BARRIE CASSIDY: There is a difference that we discussed just before, is that Labor can argue that their people took reasonable steps? They at least tried to do something about it, and to renounce their citizenship. I think in every case on the Coalition side, they hadn't done anything until their names came up.
STEVEN CIOBO: Well, there's a big difference here Barrie, the big difference is that, in this case the questions marks over Labor MPs relates to whether they actually knew that they had dual citizenship. But I understand it's been reported, as in the case of Justine Keay, she has admitted that she withheld actually renouncing her citizenship until after the nomination, so that's why there's a big question mark on that. That's a different situation to a situation like John Alexander, where he was oblivious to the fact that, because of the legacy issues, the inherited citizenship, that he had a problem, so I actually think that makes Labor's position even weaker, because you actually have MPs, in this case potentially four Labor MPs, who know they had dual citizenship and who have questions to answer. And yet as I said, on this issue the Labor party has gone absolutely missing in action on their four MPs. And the reason why that is Barrie, is because they want chaos, they don't want this resolved, they would rather play political games, than actually help settle this issue.

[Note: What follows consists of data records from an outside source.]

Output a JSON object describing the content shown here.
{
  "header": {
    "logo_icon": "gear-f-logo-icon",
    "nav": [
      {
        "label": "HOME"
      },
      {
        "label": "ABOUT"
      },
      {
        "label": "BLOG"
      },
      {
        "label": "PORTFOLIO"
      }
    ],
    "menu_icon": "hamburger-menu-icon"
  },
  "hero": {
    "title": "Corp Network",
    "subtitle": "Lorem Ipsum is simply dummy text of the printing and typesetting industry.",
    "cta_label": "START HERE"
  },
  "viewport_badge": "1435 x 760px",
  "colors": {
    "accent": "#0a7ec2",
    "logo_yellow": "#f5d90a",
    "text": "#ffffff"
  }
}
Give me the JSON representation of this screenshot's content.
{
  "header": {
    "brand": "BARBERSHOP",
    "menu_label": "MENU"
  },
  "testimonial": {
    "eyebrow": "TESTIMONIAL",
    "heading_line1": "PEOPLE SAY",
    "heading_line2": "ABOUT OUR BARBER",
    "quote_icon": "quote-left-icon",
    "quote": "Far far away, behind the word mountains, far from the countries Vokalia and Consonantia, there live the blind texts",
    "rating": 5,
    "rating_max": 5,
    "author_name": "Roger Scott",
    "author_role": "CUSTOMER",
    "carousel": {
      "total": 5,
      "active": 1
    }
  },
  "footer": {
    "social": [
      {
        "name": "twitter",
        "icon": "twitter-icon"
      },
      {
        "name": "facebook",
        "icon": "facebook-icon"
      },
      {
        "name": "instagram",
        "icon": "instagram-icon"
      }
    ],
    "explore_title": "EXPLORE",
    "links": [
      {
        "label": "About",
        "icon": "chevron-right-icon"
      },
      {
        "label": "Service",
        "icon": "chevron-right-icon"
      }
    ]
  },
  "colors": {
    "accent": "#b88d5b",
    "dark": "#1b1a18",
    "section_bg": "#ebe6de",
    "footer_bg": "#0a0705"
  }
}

BARRIE CASSIDY: But it looks as if all four will be referred anyway, that seems to be the Government's intention.
STEVEN CIOBO: And they should be, and they should be because there's questions there to be answered.
BARRIE CASSIDY: Thanks for joining us this morning, appreciate it.